§ TASK BRIEF:
Could you return the full listing below exactly as it appears?

§ PROVIDED RECORDS:
-*-*-

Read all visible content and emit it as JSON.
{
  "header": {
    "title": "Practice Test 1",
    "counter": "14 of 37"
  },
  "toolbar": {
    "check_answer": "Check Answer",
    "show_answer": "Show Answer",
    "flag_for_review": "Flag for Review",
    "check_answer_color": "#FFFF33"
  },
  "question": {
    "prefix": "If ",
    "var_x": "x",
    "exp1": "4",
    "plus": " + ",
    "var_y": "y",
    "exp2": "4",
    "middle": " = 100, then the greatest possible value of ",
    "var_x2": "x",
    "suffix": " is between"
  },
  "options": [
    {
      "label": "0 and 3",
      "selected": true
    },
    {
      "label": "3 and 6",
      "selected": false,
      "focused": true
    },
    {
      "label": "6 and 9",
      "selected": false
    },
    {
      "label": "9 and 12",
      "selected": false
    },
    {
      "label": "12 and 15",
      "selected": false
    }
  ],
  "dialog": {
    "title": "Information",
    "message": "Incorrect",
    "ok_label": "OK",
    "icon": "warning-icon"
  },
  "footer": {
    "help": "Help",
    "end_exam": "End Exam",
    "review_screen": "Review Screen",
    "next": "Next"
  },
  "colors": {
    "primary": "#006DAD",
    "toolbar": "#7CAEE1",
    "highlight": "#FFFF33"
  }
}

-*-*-

§ SOLUTION FOR THIS EXERCISE:
Read all visible content and emit it as JSON.
{
  "header": {
    "title": "Practice Test 1",
    "counter": "14 of 37"
  },
  "toolbar": {
    "check_answer": "Check Answer",
    "show_answer": "Show Answer",
    "flag_for_review": "Flag for Review",
    "check_answer_color": "#FFFF33"
  },
  "question": {
    "prefix": "If ",
    "var_x": "x",
    "exp1": "4",
    "plus": " + ",
    "var_y": "y",
    "exp2": "4",
    "middle": " = 100, then the greatest possible value of ",
    "var_x2": "x",
    "suffix": " is between"
  },
  "options": [
    {
      "label": "0 and 3",
      "selected": true
    },
    {
      "label": "3 and 6",
      "selected": false,
      "focused": true
    },
    {
      "label": "6 and 9",
      "selected": false
    },
    {
      "label": "9 and 12",
      "selected": false
    },
    {
      "label": "12 and 15",
      "selected": false
    }
  ],
  "dialog": {
    "title": "Information",
    "message": "Incorrect",
    "ok_label": "OK",
    "icon": "warning-icon"
  },
  "footer": {
    "help": "Help",
    "end_exam": "End Exam",
    "review_screen": "Review Screen",
    "next": "Next"
  },
  "colors": {
    "primary": "#006DAD",
    "toolbar": "#7CAEE1",
    "highlight": "#FFFF33"
  }
}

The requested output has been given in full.